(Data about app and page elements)
- Opening Delimiter -

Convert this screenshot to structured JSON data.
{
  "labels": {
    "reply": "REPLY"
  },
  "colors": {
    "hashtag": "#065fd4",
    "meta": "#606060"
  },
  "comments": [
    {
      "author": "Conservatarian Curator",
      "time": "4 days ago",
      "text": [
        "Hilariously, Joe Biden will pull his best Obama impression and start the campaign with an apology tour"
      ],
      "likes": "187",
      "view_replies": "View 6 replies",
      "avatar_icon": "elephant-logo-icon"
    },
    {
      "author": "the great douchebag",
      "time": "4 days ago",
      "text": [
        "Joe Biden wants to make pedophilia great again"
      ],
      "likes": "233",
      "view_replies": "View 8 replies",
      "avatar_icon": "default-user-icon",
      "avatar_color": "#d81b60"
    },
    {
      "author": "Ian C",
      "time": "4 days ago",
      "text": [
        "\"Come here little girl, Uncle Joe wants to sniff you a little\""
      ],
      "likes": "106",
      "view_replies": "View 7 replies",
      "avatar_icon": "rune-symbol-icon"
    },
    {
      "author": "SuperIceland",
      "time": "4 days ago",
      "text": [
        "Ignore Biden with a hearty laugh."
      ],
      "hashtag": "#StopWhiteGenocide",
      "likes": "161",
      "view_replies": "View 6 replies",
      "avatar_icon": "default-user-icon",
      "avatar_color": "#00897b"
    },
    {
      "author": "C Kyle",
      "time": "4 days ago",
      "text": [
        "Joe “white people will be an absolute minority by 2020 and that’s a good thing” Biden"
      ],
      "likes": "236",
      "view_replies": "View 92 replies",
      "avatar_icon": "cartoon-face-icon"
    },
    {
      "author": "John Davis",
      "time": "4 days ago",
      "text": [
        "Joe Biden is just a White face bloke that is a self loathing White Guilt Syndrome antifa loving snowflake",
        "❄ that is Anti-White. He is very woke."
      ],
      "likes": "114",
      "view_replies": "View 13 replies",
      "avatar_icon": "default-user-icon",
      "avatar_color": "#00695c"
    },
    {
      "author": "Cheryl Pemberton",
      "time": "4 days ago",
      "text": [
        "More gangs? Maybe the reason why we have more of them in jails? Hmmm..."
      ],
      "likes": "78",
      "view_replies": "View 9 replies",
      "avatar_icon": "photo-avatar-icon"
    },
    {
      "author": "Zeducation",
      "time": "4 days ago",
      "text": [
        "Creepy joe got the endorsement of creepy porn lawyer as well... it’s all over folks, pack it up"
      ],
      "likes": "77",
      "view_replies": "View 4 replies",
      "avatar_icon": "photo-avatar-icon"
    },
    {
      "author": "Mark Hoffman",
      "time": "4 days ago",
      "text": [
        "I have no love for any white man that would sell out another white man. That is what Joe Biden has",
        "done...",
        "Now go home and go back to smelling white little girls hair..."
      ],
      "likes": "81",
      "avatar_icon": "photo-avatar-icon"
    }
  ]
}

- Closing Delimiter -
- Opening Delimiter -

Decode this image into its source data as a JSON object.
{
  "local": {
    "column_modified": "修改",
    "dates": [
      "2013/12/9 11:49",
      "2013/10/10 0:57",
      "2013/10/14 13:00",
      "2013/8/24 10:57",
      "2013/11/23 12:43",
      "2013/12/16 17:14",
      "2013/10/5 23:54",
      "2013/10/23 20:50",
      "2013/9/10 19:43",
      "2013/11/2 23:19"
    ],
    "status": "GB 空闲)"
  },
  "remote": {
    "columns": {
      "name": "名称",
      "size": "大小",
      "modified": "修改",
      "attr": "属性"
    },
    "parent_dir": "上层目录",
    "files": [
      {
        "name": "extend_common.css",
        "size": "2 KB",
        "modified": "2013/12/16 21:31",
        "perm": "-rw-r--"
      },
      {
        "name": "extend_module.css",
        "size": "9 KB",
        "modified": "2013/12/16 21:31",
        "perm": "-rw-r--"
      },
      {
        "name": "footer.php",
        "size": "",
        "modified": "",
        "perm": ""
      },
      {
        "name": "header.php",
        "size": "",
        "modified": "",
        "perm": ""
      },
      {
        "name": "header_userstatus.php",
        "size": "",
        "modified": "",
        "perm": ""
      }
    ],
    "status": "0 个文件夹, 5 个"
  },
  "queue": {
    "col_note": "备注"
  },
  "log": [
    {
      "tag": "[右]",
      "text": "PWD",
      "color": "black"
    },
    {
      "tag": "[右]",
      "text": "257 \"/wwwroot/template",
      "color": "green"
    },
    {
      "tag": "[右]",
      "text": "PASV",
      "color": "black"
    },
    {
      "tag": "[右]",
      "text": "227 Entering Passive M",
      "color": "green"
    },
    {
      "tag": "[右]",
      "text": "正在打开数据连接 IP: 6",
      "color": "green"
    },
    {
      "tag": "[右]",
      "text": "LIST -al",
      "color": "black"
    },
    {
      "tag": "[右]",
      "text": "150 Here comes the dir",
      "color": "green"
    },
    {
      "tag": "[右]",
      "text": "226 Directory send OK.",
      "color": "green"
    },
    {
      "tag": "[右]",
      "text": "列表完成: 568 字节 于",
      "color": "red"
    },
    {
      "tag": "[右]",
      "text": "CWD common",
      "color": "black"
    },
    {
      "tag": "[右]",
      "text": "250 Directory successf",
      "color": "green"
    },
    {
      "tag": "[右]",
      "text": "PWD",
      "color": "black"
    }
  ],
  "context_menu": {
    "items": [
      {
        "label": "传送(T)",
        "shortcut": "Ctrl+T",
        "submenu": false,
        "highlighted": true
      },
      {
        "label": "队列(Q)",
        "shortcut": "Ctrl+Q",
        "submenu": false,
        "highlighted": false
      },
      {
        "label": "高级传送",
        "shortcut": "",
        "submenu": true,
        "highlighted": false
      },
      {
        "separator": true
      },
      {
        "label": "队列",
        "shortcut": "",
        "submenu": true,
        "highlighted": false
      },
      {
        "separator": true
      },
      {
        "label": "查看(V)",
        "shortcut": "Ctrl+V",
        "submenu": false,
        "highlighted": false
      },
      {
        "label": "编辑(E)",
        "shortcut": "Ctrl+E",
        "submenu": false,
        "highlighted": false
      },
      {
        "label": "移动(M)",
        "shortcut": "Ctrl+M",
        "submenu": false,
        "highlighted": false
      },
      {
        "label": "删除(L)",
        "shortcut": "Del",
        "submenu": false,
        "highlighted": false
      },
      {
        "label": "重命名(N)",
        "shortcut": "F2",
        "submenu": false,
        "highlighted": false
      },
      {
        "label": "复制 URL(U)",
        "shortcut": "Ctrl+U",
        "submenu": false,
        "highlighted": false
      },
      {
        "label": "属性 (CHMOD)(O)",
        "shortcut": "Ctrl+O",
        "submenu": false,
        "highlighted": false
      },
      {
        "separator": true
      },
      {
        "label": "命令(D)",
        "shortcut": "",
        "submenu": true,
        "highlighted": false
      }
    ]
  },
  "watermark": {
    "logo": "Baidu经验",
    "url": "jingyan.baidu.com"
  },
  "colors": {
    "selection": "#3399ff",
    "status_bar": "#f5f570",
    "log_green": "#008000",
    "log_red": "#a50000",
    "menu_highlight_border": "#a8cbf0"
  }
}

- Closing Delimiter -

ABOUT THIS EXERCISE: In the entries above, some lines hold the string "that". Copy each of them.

EXPECTED ANSWER:
        "Joe “white people will be an absolute minority by 2020 and that’s a good thing” Biden"
        "Joe Biden is just a White face bloke that is a self loathing White Guilt Syndrome antifa loving snowflake",
        "❄ that is Anti-White. He is very woke."
        "I have no love for any white man that would sell out another white man. That is what Joe Biden has",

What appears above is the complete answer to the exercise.